This month Oxford Dictionaries announced the list of new words they have added to their online dictionary. Some notable additions included “YOLO”, “neckbeard”, and “binge-watch”, slang terms popularized by social media, that are apparently here to stay.
The website also added the term 'sentiment analysis' to their database. Oxford Dictionaries now defines sentiment analysis as:
“The process of computationally identifying and categorizing opinions expressed in a piece of text, especially in order to determine whether the writer’s attitude towards a particular topic, product, etc. is positive, negative, or neutral”
It’s a good definition.
Only, we’ve known what sentiment analysis means for a long time, we’ve been in the business of sentiment analysis for a decade already. Adding the term to the dictionary doesn’t really make it any more real now than it already was.
But the addition does tell us something fairly significant. Oxford Dictionaries doesn’t choose to add words at random. They use the Oxford English Corpus and the Oxford Reading Programme, collections of documents from everywhere from the internet to scientific journals. When a new term pops up in a variety of sources it it becomes a candidate for inclusion.
From the pool of candidates, they choose only those “which [they] judge to be the most significant or important and those which we think are likely to stand the test of time.”
The addition of sentiment analysis to the dictionary is evidence of something we’ve been saying for a long time: sentiment analysis isn’t going anywhere anytime soon, and is only going to become a more widespread and important tool for business and technology.
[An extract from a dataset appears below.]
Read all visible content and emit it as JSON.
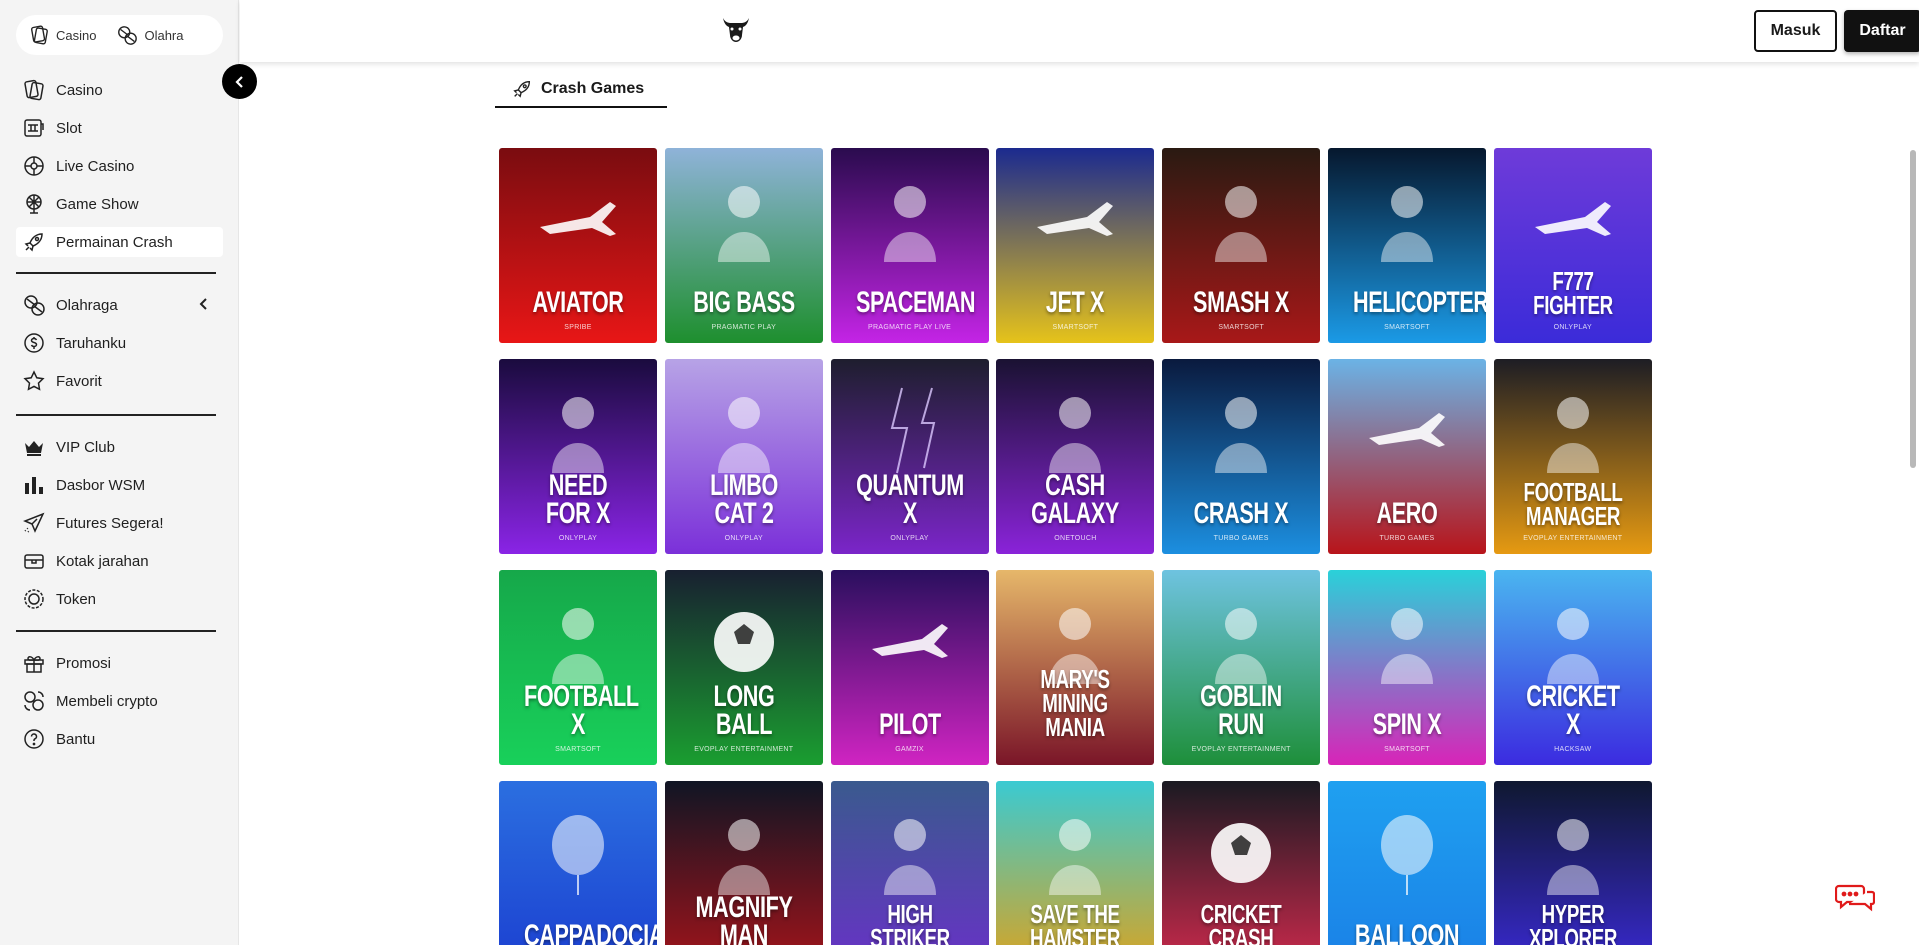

We didn’t need a dictionary to tell us that.
But it’s nice to hear anyway.